- _Materials provided_
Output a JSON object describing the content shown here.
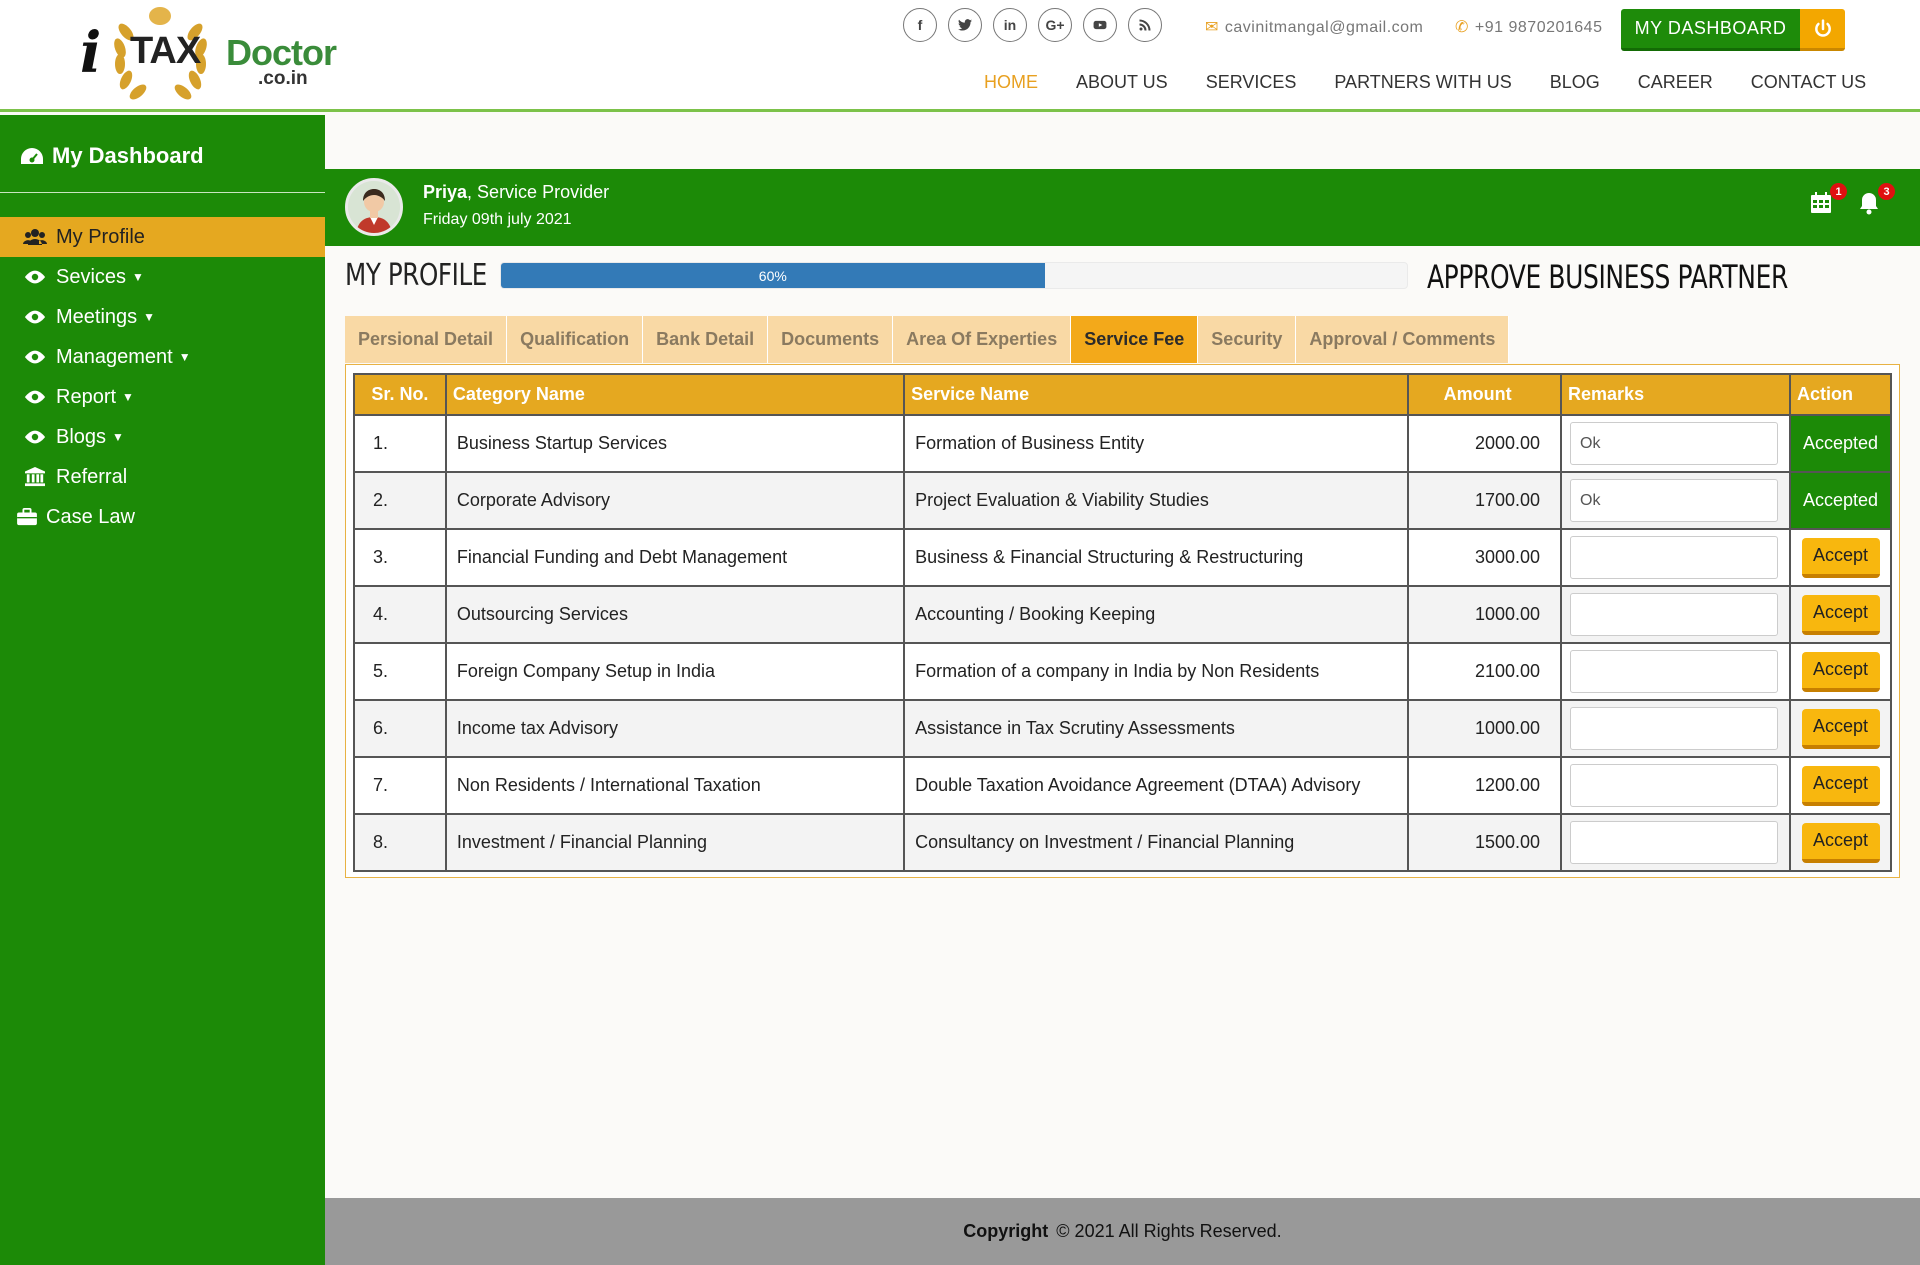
{
  "logo": {
    "i": "i",
    "tax": "TAX",
    "doctor": "Doctor",
    "domain": ".co.in"
  },
  "header": {
    "socials": [
      "f",
      "t",
      "in",
      "G+",
      "yt",
      "rss"
    ],
    "email": "cavinitmangal@gmail.com",
    "phone": "+91 9870201645",
    "dashboard_label": "MY DASHBOARD"
  },
  "nav": [
    "HOME",
    "ABOUT US",
    "SERVICES",
    "PARTNERS WITH US",
    "BLOG",
    "CAREER",
    "CONTACT US"
  ],
  "sidebar": {
    "title": "My Dashboard",
    "items": [
      {
        "label": "My Profile",
        "icon": "users-icon",
        "caret": false,
        "active": true
      },
      {
        "label": "Sevices",
        "icon": "eye-icon",
        "caret": true
      },
      {
        "label": "Meetings",
        "icon": "eye-icon",
        "caret": true
      },
      {
        "label": "Management",
        "icon": "eye-icon",
        "caret": true
      },
      {
        "label": "Report",
        "icon": "eye-icon",
        "caret": true
      },
      {
        "label": "Blogs",
        "icon": "eye-icon",
        "caret": true
      },
      {
        "label": "Referral",
        "icon": "bank-icon",
        "caret": false
      },
      {
        "label": "Case Law",
        "icon": "briefcase-icon",
        "caret": false
      }
    ]
  },
  "user": {
    "name": "Priya",
    "role": ", Service Provider",
    "date": "Friday 09th july 2021",
    "calendar_count": "1",
    "bell_count": "3"
  },
  "profile": {
    "title": "MY PROFILE",
    "progress_label": "60%",
    "progress_value": 60,
    "approve_title": "APPROVE BUSINESS PARTNER"
  },
  "tabs": [
    "Persional Detail",
    "Qualification",
    "Bank Detail",
    "Documents",
    "Area Of Experties",
    "Service Fee",
    "Security",
    "Approval / Comments"
  ],
  "active_tab": "Service Fee",
  "table": {
    "headers": [
      "Sr. No.",
      "Category Name",
      "Service Name",
      "Amount",
      "Remarks",
      "Action"
    ],
    "rows": [
      {
        "sr": "1.",
        "category": "Business Startup Services",
        "service": "Formation of Business Entity",
        "amount": "2000.00",
        "remarks": "Ok",
        "action": "Accepted"
      },
      {
        "sr": "2.",
        "category": "Corporate Advisory",
        "service": "Project Evaluation & Viability Studies",
        "amount": "1700.00",
        "remarks": "Ok",
        "action": "Accepted"
      },
      {
        "sr": "3.",
        "category": "Financial Funding and Debt Management",
        "service": "Business & Financial Structuring & Restructuring",
        "amount": "3000.00",
        "remarks": "",
        "action": "Accept"
      },
      {
        "sr": "4.",
        "category": "Outsourcing Services",
        "service": "Accounting / Booking Keeping",
        "amount": "1000.00",
        "remarks": "",
        "action": "Accept"
      },
      {
        "sr": "5.",
        "category": "Foreign Company Setup in India",
        "service": "Formation of a company in India by Non Residents",
        "amount": "2100.00",
        "remarks": "",
        "action": "Accept"
      },
      {
        "sr": "6.",
        "category": "Income tax Advisory",
        "service": "Assistance in Tax Scrutiny Assessments",
        "amount": "1000.00",
        "remarks": "",
        "action": "Accept"
      },
      {
        "sr": "7.",
        "category": "Non Residents / International Taxation",
        "service": "Double Taxation Avoidance Agreement (DTAA) Advisory",
        "amount": "1200.00",
        "remarks": "",
        "action": "Accept"
      },
      {
        "sr": "8.",
        "category": "Investment / Financial Planning",
        "service": "Consultancy on Investment / Financial Planning",
        "amount": "1500.00",
        "remarks": "",
        "action": "Accept"
      }
    ]
  },
  "footer": {
    "bold": "Copyright",
    "text": "© 2021 All Rights Reserved."
  },
  "colors": {
    "green": "#1c8a07",
    "amber": "#e5a820",
    "progress": "#337ab7"
  }
}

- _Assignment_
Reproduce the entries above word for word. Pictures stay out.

- _Exercise response_
Output a JSON object describing the content shown here.
{
  "logo": {
    "i": "i",
    "tax": "TAX",
    "doctor": "Doctor",
    "domain": ".co.in"
  },
  "header": {
    "socials": [
      "f",
      "t",
      "in",
      "G+",
      "yt",
      "rss"
    ],
    "email": "cavinitmangal@gmail.com",
    "phone": "+91 9870201645",
    "dashboard_label": "MY DASHBOARD"
  },
  "nav": [
    "HOME",
    "ABOUT US",
    "SERVICES",
    "PARTNERS WITH US",
    "BLOG",
    "CAREER",
    "CONTACT US"
  ],
  "sidebar": {
    "title": "My Dashboard",
    "items": [
      {
        "label": "My Profile",
        "icon": "users-icon",
        "caret": false,
        "active": true
      },
      {
        "label": "Sevices",
        "icon": "eye-icon",
        "caret": true
      },
      {
        "label": "Meetings",
        "icon": "eye-icon",
        "caret": true
      },
      {
        "label": "Management",
        "icon": "eye-icon",
        "caret": true
      },
      {
        "label": "Report",
        "icon": "eye-icon",
        "caret": true
      },
      {
        "label": "Blogs",
        "icon": "eye-icon",
        "caret": true
      },
      {
        "label": "Referral",
        "icon": "bank-icon",
        "caret": false
      },
      {
        "label": "Case Law",
        "icon": "briefcase-icon",
        "caret": false
      }
    ]
  },
  "user": {
    "name": "Priya",
    "role": ", Service Provider",
    "date": "Friday 09th july 2021",
    "calendar_count": "1",
    "bell_count": "3"
  },
  "profile": {
    "title": "MY PROFILE",
    "progress_label": "60%",
    "progress_value": 60,
    "approve_title": "APPROVE BUSINESS PARTNER"
  },
  "tabs": [
    "Persional Detail",
    "Qualification",
    "Bank Detail",
    "Documents",
    "Area Of Experties",
    "Service Fee",
    "Security",
    "Approval / Comments"
  ],
  "active_tab": "Service Fee",
  "table": {
    "headers": [
      "Sr. No.",
      "Category Name",
      "Service Name",
      "Amount",
      "Remarks",
      "Action"
    ],
    "rows": [
      {
        "sr": "1.",
        "category": "Business Startup Services",
        "service": "Formation of Business Entity",
        "amount": "2000.00",
        "remarks": "Ok",
        "action": "Accepted"
      },
      {
        "sr": "2.",
        "category": "Corporate Advisory",
        "service": "Project Evaluation & Viability Studies",
        "amount": "1700.00",
        "remarks": "Ok",
        "action": "Accepted"
      },
      {
        "sr": "3.",
        "category": "Financial Funding and Debt Management",
        "service": "Business & Financial Structuring & Restructuring",
        "amount": "3000.00",
        "remarks": "",
        "action": "Accept"
      },
      {
        "sr": "4.",
        "category": "Outsourcing Services",
        "service": "Accounting / Booking Keeping",
        "amount": "1000.00",
        "remarks": "",
        "action": "Accept"
      },
      {
        "sr": "5.",
        "category": "Foreign Company Setup in India",
        "service": "Formation of a company in India by Non Residents",
        "amount": "2100.00",
        "remarks": "",
        "action": "Accept"
      },
      {
        "sr": "6.",
        "category": "Income tax Advisory",
        "service": "Assistance in Tax Scrutiny Assessments",
        "amount": "1000.00",
        "remarks": "",
        "action": "Accept"
      },
      {
        "sr": "7.",
        "category": "Non Residents / International Taxation",
        "service": "Double Taxation Avoidance Agreement (DTAA) Advisory",
        "amount": "1200.00",
        "remarks": "",
        "action": "Accept"
      },
      {
        "sr": "8.",
        "category": "Investment / Financial Planning",
        "service": "Consultancy on Investment / Financial Planning",
        "amount": "1500.00",
        "remarks": "",
        "action": "Accept"
      }
    ]
  },
  "footer": {
    "bold": "Copyright",
    "text": "© 2021 All Rights Reserved."
  },
  "colors": {
    "green": "#1c8a07",
    "amber": "#e5a820",
    "progress": "#337ab7"
  }
}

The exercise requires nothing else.